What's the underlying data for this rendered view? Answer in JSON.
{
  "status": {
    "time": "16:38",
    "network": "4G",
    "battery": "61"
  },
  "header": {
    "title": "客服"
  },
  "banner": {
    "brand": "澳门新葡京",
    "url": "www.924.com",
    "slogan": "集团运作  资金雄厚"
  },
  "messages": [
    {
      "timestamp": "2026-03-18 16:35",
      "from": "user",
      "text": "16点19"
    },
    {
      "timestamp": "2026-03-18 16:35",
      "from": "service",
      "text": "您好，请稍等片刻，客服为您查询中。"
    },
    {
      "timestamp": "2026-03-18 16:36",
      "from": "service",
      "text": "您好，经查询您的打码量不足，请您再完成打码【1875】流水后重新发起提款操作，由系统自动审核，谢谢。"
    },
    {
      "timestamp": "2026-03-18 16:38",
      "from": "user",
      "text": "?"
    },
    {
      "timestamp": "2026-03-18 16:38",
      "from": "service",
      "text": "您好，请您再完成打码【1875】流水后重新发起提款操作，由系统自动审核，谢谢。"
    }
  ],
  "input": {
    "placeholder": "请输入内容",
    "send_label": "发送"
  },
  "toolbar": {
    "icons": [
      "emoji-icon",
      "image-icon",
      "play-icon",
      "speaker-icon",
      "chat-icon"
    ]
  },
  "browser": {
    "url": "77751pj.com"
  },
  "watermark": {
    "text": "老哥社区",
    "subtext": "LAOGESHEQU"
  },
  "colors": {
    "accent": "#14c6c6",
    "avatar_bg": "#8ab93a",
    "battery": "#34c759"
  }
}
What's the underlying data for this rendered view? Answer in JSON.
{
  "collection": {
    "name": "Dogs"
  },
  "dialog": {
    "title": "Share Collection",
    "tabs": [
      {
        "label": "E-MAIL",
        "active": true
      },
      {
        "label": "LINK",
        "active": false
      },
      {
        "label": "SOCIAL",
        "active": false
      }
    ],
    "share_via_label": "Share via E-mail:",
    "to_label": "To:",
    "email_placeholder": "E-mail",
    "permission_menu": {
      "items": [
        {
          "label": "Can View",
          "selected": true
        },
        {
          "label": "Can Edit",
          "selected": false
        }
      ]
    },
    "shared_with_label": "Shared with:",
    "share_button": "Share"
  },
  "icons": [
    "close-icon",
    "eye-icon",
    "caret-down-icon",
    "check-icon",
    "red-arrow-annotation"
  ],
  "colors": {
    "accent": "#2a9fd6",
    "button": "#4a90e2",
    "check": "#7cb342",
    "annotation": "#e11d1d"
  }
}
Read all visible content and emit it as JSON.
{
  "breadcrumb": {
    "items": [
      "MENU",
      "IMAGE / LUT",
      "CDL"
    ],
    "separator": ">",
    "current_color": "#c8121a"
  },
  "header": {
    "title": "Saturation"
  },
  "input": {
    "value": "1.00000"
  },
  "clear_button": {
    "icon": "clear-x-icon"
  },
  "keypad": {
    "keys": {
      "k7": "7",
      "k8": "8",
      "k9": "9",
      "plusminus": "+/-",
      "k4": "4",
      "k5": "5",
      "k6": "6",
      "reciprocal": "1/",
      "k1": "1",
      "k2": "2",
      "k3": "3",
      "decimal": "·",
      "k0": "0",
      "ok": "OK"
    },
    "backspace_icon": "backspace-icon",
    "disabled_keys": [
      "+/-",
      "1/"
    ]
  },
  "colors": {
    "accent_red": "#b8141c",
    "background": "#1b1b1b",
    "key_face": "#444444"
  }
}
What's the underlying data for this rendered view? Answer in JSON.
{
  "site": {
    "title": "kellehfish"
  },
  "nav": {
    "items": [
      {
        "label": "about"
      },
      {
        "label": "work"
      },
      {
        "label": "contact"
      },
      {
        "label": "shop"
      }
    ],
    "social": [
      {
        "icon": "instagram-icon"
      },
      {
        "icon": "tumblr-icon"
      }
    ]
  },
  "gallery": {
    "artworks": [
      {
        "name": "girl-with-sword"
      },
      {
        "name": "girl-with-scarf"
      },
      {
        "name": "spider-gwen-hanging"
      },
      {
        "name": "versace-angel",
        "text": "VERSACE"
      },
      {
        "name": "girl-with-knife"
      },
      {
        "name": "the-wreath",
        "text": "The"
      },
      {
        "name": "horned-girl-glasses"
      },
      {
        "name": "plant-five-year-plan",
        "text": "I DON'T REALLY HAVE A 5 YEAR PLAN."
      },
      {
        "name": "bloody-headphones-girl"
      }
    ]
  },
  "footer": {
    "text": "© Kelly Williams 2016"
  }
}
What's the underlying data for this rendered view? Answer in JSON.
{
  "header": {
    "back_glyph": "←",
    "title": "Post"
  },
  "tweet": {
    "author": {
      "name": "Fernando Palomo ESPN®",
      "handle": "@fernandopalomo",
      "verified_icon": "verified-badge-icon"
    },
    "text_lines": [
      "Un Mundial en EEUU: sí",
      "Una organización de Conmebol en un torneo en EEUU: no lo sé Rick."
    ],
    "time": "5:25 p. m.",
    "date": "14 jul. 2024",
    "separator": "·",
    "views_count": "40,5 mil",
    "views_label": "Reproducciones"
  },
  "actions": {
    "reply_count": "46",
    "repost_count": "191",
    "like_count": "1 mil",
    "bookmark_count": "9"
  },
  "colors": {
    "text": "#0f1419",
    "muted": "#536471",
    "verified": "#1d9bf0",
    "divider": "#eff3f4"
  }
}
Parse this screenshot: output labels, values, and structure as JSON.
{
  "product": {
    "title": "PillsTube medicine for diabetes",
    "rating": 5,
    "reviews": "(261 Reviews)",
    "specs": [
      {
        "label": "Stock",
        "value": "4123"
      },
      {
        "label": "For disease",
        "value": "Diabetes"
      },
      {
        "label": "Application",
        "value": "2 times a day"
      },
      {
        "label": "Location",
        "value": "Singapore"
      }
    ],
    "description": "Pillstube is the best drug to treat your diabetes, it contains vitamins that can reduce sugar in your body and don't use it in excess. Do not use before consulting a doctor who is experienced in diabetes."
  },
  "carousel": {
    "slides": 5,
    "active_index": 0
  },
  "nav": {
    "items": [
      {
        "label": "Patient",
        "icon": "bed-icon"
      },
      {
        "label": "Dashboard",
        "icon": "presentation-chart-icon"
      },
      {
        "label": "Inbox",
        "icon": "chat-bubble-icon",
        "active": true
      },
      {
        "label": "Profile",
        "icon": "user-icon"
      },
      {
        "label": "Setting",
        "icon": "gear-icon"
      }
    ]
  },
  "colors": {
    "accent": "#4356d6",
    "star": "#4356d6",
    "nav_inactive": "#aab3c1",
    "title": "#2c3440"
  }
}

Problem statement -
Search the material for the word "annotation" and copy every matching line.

Exercise answer -
    "red-arrow-annotation"
    "annotation": "#e11d1d"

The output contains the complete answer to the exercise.